What you will do: Would you print all of the records below exactly, without skipping any?

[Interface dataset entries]

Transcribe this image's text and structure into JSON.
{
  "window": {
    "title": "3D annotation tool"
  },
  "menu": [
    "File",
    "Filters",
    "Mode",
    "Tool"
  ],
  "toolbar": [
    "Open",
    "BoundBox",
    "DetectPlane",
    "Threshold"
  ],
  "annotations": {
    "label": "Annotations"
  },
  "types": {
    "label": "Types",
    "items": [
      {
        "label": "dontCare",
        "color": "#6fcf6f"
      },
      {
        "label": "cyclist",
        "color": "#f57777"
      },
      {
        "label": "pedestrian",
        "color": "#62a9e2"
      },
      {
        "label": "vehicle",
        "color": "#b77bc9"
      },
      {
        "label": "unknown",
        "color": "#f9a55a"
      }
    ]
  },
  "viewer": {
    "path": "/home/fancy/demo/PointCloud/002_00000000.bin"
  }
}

Output below:
Transcribe this image's text and structure into JSON.
{
  "window": {
    "title": "3D annotation tool"
  },
  "menu": [
    "File",
    "Filters",
    "Mode",
    "Tool"
  ],
  "toolbar": [
    "Open",
    "BoundBox",
    "DetectPlane",
    "Threshold"
  ],
  "annotations": {
    "label": "Annotations"
  },
  "types": {
    "label": "Types",
    "items": [
      {
        "label": "dontCare",
        "color": "#6fcf6f"
      },
      {
        "label": "cyclist",
        "color": "#f57777"
      },
      {
        "label": "pedestrian",
        "color": "#62a9e2"
      },
      {
        "label": "vehicle",
        "color": "#b77bc9"
      },
      {
        "label": "unknown",
        "color": "#f9a55a"
      }
    ]
  },
  "viewer": {
    "path": "/home/fancy/demo/PointCloud/002_00000000.bin"
  }
}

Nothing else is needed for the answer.